Tinge of ambiguity

The state Legislature created the Memphis school district as a special school district in the 1800s. So the new language would seem to give any metro charter commission the option to include a schools merger if the members want that.

But barring new legislative action or a court decision, Norris said there still may be maneuvering room for proponents to push for consolidation that merges the schools.

Though the new legislative language refers to special school districts, for example, the city school district does not operate the same way most special school districts do in the state. The city schools’ Board of Education does not have taxing power, relying instead on city funding from the City Council.

Special school districts elsewhere in the state usually do have that taxing power.

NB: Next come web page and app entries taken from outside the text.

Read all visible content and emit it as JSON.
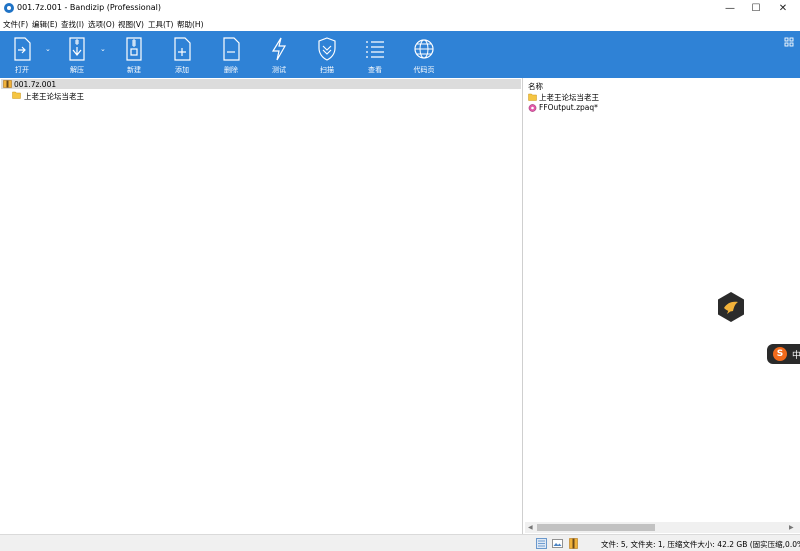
{
  "window": {
    "title": "001.7z.001 - Bandizip (Professional)",
    "controls": {
      "minimize": "—",
      "maximize": "☐",
      "close": "✕"
    }
  },
  "menu": [
    "文件(F)",
    "编辑(E)",
    "查找(I)",
    "选项(O)",
    "视图(V)",
    "工具(T)",
    "帮助(H)"
  ],
  "toolbar": {
    "open": "打开",
    "extract": "解压",
    "new": "新建",
    "add": "添加",
    "delete": "删除",
    "test": "测试",
    "scan": "扫描",
    "view": "查看",
    "codepage": "代码页"
  },
  "tree": {
    "root": "001.7z.001",
    "children": [
      "上老王论坛当老王"
    ]
  },
  "list": {
    "column_name": "名称",
    "items": [
      {
        "name": "上老王论坛当老王",
        "icon": "folder-icon"
      },
      {
        "name": "FFOutput.zpaq*",
        "icon": "archive-icon"
      }
    ]
  },
  "floating": {
    "tab_letter": "S",
    "tab_text": "中"
  },
  "status": {
    "text": "文件: 5, 文件夹: 1, 压缩文件大小: 42.2 GB (固实压缩,0.0%)"
  },
  "colors": {
    "toolbar": "#2f82d6",
    "accent": "#1f73c6"
  }
}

In another apparent reference to the special school district status in Memphis, a different portion of state law also reads: “All special school districts that are not taxing districts are abolished.”

The amendment passed this summer that takes away the mandate to include school consolidation in a metro charter could be interpreted as leaving the matter discretionary. But Kuhn said he isn’t sure about that.

“The amendment to the state law is a little tricky as to whether or not (the charter commission) would have the option,” he said. “I don’t think there are any (attorney general) opinions or (county attorney) opinions on the issue on whether or not a metro charter commission would have an option to merge the school systems if there is a special school district.”